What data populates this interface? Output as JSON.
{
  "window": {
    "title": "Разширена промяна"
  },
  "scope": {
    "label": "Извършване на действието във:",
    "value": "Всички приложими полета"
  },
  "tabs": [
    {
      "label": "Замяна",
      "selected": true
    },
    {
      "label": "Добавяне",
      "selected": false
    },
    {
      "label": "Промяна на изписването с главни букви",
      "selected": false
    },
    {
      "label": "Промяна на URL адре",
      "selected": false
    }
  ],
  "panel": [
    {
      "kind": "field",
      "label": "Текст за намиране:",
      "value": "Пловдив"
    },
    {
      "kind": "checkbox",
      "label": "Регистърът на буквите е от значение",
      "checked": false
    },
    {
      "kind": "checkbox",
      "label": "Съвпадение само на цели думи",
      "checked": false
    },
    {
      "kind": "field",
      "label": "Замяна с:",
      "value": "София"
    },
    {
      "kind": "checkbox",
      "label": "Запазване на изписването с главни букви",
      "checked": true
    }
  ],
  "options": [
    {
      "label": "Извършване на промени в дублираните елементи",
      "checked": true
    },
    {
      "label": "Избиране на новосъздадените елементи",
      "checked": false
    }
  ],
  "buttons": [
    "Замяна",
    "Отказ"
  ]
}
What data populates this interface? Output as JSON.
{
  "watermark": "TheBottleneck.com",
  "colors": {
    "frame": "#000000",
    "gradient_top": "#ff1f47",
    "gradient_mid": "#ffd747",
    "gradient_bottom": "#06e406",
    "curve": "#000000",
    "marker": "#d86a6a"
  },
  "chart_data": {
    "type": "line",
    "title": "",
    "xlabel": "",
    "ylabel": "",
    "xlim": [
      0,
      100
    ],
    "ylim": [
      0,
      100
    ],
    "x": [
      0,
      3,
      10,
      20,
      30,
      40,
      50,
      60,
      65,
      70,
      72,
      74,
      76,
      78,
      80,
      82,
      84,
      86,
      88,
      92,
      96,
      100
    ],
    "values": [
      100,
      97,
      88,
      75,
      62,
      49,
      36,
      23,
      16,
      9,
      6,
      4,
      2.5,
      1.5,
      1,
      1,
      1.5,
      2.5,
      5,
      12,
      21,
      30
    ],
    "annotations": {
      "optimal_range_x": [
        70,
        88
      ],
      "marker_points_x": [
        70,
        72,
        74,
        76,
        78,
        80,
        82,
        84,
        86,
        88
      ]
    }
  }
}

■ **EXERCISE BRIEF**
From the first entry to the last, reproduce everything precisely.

■ **SOLUTION FOR THIS PROBLEM**
What data populates this interface? Output as JSON.
{
  "window": {
    "title": "Разширена промяна"
  },
  "scope": {
    "label": "Извършване на действието във:",
    "value": "Всички приложими полета"
  },
  "tabs": [
    {
      "label": "Замяна",
      "selected": true
    },
    {
      "label": "Добавяне",
      "selected": false
    },
    {
      "label": "Промяна на изписването с главни букви",
      "selected": false
    },
    {
      "label": "Промяна на URL адре",
      "selected": false
    }
  ],
  "panel": [
    {
      "kind": "field",
      "label": "Текст за намиране:",
      "value": "Пловдив"
    },
    {
      "kind": "checkbox",
      "label": "Регистърът на буквите е от значение",
      "checked": false
    },
    {
      "kind": "checkbox",
      "label": "Съвпадение само на цели думи",
      "checked": false
    },
    {
      "kind": "field",
      "label": "Замяна с:",
      "value": "София"
    },
    {
      "kind": "checkbox",
      "label": "Запазване на изписването с главни букви",
      "checked": true
    }
  ],
  "options": [
    {
      "label": "Извършване на промени в дублираните елементи",
      "checked": true
    },
    {
      "label": "Избиране на новосъздадените елементи",
      "checked": false
    }
  ],
  "buttons": [
    "Замяна",
    "Отказ"
  ]
}
What data populates this interface? Output as JSON.
{
  "watermark": "TheBottleneck.com",
  "colors": {
    "frame": "#000000",
    "gradient_top": "#ff1f47",
    "gradient_mid": "#ffd747",
    "gradient_bottom": "#06e406",
    "curve": "#000000",
    "marker": "#d86a6a"
  },
  "chart_data": {
    "type": "line",
    "title": "",
    "xlabel": "",
    "ylabel": "",
    "xlim": [
      0,
      100
    ],
    "ylim": [
      0,
      100
    ],
    "x": [
      0,
      3,
      10,
      20,
      30,
      40,
      50,
      60,
      65,
      70,
      72,
      74,
      76,
      78,
      80,
      82,
      84,
      86,
      88,
      92,
      96,
      100
    ],
    "values": [
      100,
      97,
      88,
      75,
      62,
      49,
      36,
      23,
      16,
      9,
      6,
      4,
      2.5,
      1.5,
      1,
      1,
      1.5,
      2.5,
      5,
      12,
      21,
      30
    ],
    "annotations": {
      "optimal_range_x": [
        70,
        88
      ],
      "marker_points_x": [
        70,
        72,
        74,
        76,
        78,
        80,
        82,
        84,
        86,
        88
      ]
    }
  }
}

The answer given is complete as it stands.